Each week, we offer a roundup of the best literary events in the city. All events are free and open to the public, unless otherwise noted. Want to submit an upcoming event for consideration? Go here.
Michael Chabon (Telegraph Avenue)
Tuesday, September 11, 7:30 pm, at City Arts & Lectures, Herbst Theatre (401 Van Ness Ave.)
Wednesday, September 12, 7 pm, at Diesel Bookstore (5433 College Ave., Oakland).
Berkeley-based Chabon, who last plumbed Alaska in The Yiddish Policemen's Union, goes more local in his latest novel, the story of a pair of Oakland couples (one black, one white). The women run a successful midwifery business, while their husbands co-own a used vinyl emporium, but when a wealthy former NFL player attempts to open his own record shop on their block and an illegitimate son emerges (and becomes the object of affection for the other couple's son), their world will be turned upside down. Tickets for Chabon's appearance at City Arts and Lectures are $22-27; his Diesel appearance is free, and he'll also be appearing later in the fall at Book Passage in Corte Madera and Kepler's Books in Menlo Park.
Raina Telgemeier (Drama), Doug Tennapel (Cardboard), and James Burks (Bird and Squirrel on the Run)
Monday, September 10, 6:30 pm, at Books Inc. Laurel Village (3515 California St.)
Graphic novels aren't just a medium for adult storytelling; they're becoming an increasingly popular way to reach children and young teenagers as well. Books Inc. is bringing together three top youth-oriented graphic novelists for a panel discussion on the art of storytelling. Telgemeier's latest is a teen-centric work about a middle-school troupe putting on a play, Tennapel's book explores what happens when two friends' cardboard golem comes to life, and Burks offers a zany buddy comedy about a nervous squirrel and an easygoing bird trying to escape the clutches of a murderous cat.
Seth Rosenfeld (Subversives: The FBI's War on Student Radicals and Reagan's Rise to Power)
Monday, September 10, 7:30 pm, at The Booksmith (1644 Haight St.)
The FBI spent over a million dollars trying to prevent the 250,000 pages of files on which this book is based from being released, but former Chronicle reporter Rosenfeld was able to come away with both the documents and the extraordinary story of how the agency interfered in the lives of three figures in 1960s Berkeley: former UC Berkeley president Clark Kerr, radical activist Mario Savio, and future President Ronald Reagan. The FBI's secret actions ultimately ignited protest at Berkeley and made the university a battleground in the political tumult of the late '60s.
Jonathan Kozol (Fire in the Ashes: 25 Years Among the Poorest Children in America)

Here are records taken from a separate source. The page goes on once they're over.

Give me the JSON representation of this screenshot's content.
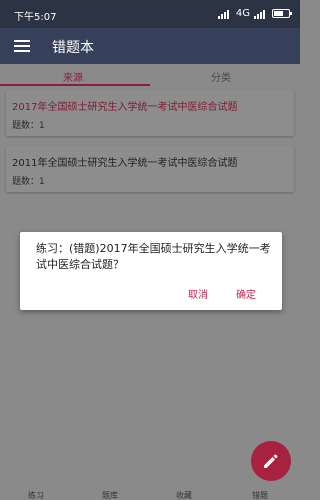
{
  "status": {
    "time": "下午5:07",
    "network": "4G"
  },
  "appbar": {
    "title": "错题本"
  },
  "tabs": [
    {
      "label": "来源"
    },
    {
      "label": "分类"
    }
  ],
  "cards": [
    {
      "title": "2017年全国硕士研究生入学统一考试中医综合试题",
      "count": "题数：1"
    },
    {
      "title": "2011年全国硕士研究生入学统一考试中医综合试题",
      "count": "题数：1"
    }
  ],
  "dialog": {
    "message": "练习：(错题)2017年全国硕士研究生入学统一考试中医综合试题？",
    "cancel": "取消",
    "ok": "确定"
  },
  "bottom_nav": [
    {
      "label": "练习"
    },
    {
      "label": "题库"
    },
    {
      "label": "收藏"
    },
    {
      "label": "错题"
    }
  ],
  "colors": {
    "accent": "#c42856",
    "appbar": "#37405a"
  }
}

Thursday, September 6, 12 pm, at Book Passage Corte Madera (51 Tamal Vista Blvd.)
Kozol (Savage Inequalities), a former teacher who's written a number of indictments of America's treatment of poor children and families, goes more personal in his latest work, which explores a small group of inner-city children he's studied over the past 25 years. While some fall victim to violence and drugs, others are able to rise above the difficult circumstances of their birth, leading Kozol to wonder what makes the difference for children in overcoming poverty. This is a ticketed event; the $60 admission includes lunch, Kozol's talk, and a copy of the book.